We developed the first prototype of dual-modality imager combining optoacoustic tomography (OAT) and laser
ultrasound tomography (UST) using computer models followed by experimental validation. The system designed
for preclinical biomedical research can concurrently yield images depicting both the absorbed optical energy
density and acoustic properties (speed of sound) of an object. In our design of the UST imager, we seek to
replace conventional electrical generation of ultrasound waves by laser-induced ultrasound (LU). While earlier
studies yielded encouraging results [Manohar, et al., Appl. Phys. Lett, 131911, 2007], they were limited to
two-dimensional (2D) geometries. In this work, we conduct computer-simulation studies to investigate different
designs for the 3D LU UST imager. The number and location of the laser ultrasound emitters, which are
constrained to reside on the cylindrical surface opposite to the arc of detectors, are optimized. In addition to
the system parameters, an iterative image reconstruction algorithm was optimized. We demonstrate that high
quality volumetric maps of the speed of sound can be reconstructed when only 32 emitters and 128 receiving
transducers are employed to record time-of-flight data at 360 tomographic view angles. The implications of the
proposed system for small animal and breast-cancer imaging are discussed.
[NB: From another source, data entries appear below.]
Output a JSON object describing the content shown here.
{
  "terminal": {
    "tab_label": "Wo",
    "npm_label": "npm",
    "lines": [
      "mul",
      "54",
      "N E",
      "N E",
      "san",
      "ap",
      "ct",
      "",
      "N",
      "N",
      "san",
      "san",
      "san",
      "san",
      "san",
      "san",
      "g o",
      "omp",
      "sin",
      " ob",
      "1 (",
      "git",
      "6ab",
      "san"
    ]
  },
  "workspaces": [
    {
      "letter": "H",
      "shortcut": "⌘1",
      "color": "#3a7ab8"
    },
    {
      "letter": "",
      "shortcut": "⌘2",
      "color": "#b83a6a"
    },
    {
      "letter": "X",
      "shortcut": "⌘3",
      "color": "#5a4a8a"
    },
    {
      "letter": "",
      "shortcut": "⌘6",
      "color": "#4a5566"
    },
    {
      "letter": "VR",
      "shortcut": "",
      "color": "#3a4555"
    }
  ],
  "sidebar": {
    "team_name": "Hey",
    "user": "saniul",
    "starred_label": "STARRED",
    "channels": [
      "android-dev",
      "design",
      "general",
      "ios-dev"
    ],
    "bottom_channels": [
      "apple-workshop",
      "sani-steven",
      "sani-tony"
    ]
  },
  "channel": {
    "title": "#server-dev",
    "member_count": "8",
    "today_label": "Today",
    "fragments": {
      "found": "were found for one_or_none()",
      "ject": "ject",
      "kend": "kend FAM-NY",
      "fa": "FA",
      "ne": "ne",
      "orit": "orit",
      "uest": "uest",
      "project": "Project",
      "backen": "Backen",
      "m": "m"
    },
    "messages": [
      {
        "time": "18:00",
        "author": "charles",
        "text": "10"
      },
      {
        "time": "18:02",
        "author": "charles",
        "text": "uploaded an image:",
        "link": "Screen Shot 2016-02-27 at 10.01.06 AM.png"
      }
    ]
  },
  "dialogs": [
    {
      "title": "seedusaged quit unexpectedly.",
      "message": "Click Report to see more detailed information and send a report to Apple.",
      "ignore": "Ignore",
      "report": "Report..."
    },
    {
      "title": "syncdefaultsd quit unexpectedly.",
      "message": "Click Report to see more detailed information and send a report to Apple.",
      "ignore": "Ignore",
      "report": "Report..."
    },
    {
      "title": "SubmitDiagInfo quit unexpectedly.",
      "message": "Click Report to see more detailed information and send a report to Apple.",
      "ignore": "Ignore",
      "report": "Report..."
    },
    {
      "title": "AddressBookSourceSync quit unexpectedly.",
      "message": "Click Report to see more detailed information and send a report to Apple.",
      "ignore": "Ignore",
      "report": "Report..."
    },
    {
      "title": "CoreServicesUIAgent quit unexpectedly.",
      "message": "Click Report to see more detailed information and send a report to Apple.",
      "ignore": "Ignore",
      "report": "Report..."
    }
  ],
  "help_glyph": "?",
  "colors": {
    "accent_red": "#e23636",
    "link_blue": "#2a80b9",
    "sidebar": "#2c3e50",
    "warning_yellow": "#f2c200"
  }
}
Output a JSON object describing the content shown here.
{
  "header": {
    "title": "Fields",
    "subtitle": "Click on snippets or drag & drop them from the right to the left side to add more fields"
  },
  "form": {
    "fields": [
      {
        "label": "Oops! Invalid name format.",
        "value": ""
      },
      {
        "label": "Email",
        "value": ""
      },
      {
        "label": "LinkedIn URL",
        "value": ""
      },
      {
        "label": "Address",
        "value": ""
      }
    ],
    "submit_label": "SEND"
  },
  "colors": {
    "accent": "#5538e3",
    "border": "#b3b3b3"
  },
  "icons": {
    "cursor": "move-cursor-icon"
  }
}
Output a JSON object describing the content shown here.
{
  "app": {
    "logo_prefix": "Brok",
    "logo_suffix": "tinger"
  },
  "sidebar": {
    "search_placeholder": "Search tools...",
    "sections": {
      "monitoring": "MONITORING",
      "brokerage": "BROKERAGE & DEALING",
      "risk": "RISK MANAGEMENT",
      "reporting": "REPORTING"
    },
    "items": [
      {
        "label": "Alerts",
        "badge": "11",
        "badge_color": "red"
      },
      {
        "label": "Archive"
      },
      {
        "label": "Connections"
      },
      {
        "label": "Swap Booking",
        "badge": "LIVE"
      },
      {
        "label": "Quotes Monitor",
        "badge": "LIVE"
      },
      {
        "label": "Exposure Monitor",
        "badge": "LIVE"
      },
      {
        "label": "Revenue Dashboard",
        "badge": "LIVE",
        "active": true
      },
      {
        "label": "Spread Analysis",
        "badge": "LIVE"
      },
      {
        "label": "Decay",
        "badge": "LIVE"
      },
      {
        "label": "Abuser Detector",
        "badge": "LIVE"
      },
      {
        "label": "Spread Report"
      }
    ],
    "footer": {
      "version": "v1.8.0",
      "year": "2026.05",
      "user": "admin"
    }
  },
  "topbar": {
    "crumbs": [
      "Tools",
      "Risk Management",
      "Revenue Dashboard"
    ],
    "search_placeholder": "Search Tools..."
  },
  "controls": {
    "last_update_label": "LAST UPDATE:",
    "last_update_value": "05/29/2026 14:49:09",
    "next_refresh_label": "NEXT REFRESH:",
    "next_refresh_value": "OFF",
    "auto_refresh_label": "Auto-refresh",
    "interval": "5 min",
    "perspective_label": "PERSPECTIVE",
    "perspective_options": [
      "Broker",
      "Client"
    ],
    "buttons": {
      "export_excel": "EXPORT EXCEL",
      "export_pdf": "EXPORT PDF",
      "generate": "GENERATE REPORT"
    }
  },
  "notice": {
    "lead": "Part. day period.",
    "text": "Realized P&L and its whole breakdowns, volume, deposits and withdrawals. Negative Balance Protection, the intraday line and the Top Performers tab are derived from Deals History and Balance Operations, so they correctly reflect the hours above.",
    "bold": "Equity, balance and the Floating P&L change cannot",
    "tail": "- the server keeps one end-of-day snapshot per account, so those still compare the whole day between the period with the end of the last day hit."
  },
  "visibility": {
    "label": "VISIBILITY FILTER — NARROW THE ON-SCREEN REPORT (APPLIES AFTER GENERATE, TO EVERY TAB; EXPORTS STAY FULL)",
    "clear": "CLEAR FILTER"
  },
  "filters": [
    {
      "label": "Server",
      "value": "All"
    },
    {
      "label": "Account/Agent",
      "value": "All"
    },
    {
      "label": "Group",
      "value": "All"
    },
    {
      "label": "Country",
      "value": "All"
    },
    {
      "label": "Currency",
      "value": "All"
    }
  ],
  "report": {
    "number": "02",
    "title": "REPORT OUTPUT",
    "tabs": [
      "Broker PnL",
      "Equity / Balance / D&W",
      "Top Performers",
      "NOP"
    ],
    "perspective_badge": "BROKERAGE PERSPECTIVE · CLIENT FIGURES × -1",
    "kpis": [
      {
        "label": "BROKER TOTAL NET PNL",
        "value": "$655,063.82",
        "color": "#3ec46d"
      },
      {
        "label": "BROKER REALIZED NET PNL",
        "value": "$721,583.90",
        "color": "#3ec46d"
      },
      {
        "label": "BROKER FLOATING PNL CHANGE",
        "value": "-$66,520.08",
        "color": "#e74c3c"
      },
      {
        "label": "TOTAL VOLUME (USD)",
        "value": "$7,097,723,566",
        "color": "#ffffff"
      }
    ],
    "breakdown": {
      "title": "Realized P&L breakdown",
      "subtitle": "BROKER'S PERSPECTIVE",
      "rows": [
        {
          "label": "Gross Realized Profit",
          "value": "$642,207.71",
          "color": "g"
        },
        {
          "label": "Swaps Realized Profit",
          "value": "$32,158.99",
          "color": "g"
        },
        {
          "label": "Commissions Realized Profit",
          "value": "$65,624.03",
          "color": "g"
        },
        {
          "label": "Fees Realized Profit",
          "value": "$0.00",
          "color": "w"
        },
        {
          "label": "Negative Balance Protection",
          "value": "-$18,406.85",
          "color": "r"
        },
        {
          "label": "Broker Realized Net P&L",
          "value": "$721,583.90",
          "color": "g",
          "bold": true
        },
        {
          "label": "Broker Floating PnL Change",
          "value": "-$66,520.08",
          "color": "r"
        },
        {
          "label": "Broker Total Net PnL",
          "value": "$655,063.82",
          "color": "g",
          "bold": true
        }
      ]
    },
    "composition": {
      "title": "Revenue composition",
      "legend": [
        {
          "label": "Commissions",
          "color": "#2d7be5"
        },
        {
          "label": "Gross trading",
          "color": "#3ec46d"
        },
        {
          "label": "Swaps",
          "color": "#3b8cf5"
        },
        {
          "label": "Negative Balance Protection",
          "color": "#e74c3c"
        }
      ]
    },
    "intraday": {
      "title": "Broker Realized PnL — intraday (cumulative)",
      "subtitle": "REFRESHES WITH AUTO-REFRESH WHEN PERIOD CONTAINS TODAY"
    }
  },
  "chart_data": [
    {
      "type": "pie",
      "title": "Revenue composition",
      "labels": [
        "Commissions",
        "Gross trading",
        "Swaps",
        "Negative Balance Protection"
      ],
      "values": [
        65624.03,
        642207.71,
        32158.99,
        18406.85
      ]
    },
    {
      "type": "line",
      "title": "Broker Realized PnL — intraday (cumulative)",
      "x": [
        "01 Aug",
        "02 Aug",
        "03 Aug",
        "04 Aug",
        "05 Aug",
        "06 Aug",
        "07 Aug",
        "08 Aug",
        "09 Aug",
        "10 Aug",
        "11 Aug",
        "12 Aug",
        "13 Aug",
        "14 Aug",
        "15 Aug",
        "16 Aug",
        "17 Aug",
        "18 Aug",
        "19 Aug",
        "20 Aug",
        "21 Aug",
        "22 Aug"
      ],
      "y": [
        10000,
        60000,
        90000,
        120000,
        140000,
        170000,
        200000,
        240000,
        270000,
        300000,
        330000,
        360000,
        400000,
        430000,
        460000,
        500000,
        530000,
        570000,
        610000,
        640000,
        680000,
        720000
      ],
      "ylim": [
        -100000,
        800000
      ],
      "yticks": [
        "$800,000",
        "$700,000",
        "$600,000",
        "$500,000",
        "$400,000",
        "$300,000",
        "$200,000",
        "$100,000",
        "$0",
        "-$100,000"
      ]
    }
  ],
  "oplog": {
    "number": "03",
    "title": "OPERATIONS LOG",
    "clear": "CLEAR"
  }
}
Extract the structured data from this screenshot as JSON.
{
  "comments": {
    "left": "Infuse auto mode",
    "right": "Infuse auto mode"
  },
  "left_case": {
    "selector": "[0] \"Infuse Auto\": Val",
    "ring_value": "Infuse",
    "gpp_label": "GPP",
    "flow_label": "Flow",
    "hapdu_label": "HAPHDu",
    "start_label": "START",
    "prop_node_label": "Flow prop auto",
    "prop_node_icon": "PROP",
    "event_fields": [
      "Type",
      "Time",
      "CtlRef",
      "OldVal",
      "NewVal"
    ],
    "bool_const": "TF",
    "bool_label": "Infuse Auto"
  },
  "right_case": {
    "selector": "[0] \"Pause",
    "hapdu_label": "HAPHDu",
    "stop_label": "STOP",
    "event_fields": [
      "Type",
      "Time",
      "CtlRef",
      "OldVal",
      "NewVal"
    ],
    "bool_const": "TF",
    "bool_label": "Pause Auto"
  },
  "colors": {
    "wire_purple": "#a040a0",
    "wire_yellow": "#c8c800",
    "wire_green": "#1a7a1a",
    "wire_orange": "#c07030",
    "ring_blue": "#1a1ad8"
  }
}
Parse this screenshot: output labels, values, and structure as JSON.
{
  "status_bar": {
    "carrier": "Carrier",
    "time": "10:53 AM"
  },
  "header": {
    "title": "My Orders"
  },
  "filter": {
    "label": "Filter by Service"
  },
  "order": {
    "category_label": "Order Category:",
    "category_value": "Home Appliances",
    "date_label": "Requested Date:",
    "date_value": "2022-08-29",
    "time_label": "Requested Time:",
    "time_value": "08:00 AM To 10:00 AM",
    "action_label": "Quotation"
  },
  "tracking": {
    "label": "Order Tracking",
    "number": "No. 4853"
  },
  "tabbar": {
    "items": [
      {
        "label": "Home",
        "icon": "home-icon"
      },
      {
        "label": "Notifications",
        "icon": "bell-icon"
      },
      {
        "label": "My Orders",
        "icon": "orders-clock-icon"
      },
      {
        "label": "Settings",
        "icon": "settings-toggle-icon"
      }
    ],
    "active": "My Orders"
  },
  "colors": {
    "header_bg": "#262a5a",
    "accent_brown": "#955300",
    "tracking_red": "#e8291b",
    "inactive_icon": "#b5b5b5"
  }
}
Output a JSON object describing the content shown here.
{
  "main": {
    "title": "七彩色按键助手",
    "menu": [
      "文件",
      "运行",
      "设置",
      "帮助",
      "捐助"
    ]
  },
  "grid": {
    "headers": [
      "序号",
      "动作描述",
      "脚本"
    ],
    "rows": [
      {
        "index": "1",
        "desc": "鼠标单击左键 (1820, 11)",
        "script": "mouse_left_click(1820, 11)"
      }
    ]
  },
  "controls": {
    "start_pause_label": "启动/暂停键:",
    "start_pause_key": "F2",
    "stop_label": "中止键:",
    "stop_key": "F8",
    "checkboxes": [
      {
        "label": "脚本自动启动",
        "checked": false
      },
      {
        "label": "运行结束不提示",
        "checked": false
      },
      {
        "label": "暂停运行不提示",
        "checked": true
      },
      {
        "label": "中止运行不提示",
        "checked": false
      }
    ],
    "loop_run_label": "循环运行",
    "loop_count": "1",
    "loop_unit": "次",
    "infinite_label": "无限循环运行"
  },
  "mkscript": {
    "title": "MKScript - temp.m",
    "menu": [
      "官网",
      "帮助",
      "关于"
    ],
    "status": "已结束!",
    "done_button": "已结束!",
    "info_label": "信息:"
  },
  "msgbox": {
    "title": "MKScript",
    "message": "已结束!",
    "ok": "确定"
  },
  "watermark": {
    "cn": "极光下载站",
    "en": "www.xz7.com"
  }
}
In this work, we introduce a novel three-dimensional imaging system for in vivo high-resolution anatomical and functional whole-body visualization of small animal models developed for preclinical or other type of biomedical research. The system (LOUIS-3DM) combines a multi-wavelength optoacoustic and ultrawide-band laser ultrasound tomographies to obtain coregistered maps of tissue optical absorption and acoustic properties, displayed within the skin outline of the studied animal. The most promising applications of the LOUIS-3DM include 3D angiography, cancer research, and longitudinal studies of biological distribution of optoacoustic contrast agents (carbon nanotubes, metal plasmonic nanoparticles, etc.).